Exercise data:
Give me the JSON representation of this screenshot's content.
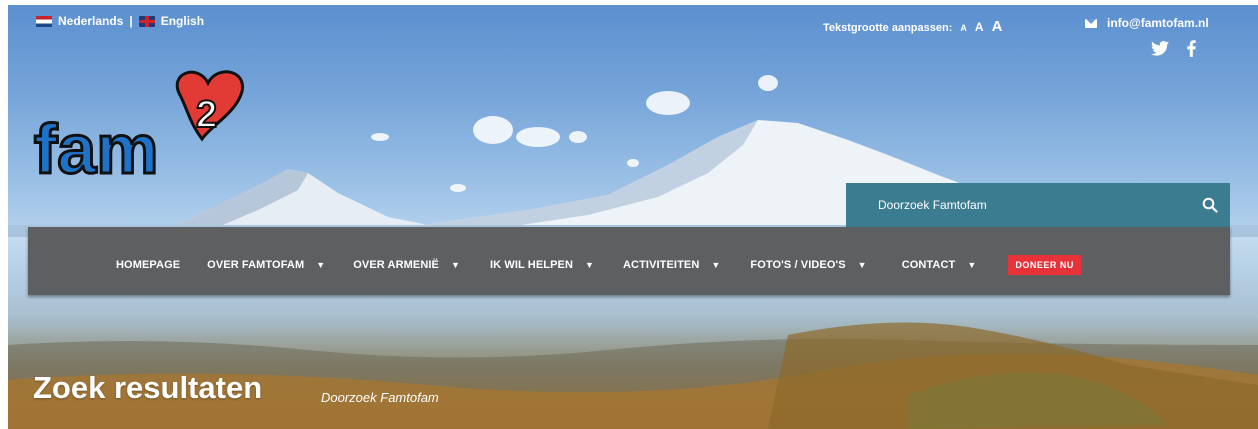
{
  "topbar": {
    "lang_nl": "Nederlands",
    "separator": "|",
    "lang_en": "English",
    "textsize_label": "Tekstgrootte aanpassen:",
    "textsize_small": "A",
    "textsize_medium": "A",
    "textsize_large": "A",
    "email": "info@famtofam.nl"
  },
  "social": {
    "twitter_icon": "twitter-icon",
    "facebook_icon": "facebook-icon"
  },
  "logo": {
    "text": "fam",
    "superscript": "2"
  },
  "search": {
    "placeholder": "Doorzoek Famtofam"
  },
  "nav": {
    "items": [
      {
        "label": "HOMEPAGE",
        "caret": ""
      },
      {
        "label": "OVER FAMTOFAM",
        "caret": "▼"
      },
      {
        "label": "OVER ARMENIË",
        "caret": "▼"
      },
      {
        "label": "IK WIL HELPEN",
        "caret": "▼"
      },
      {
        "label": "ACTIVITEITEN",
        "caret": "▼"
      },
      {
        "label": "FOTO'S / VIDEO'S",
        "caret": "▼"
      },
      {
        "label": "CONTACT",
        "caret": "▼"
      }
    ],
    "donate": "DONEER NU"
  },
  "page": {
    "title": "Zoek resultaten",
    "subtitle": "Doorzoek Famtofam"
  },
  "colors": {
    "nav_bg": "#5e5f61",
    "search_bg": "#3c7c91",
    "donate_bg": "#e8323a",
    "logo_blue": "#1e73c8",
    "logo_heart": "#e23b36"
  }
}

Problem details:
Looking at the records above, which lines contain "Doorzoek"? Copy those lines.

Result for this task:
    "placeholder": "Doorzoek Famtofam"
    "subtitle": "Doorzoek Famtofam"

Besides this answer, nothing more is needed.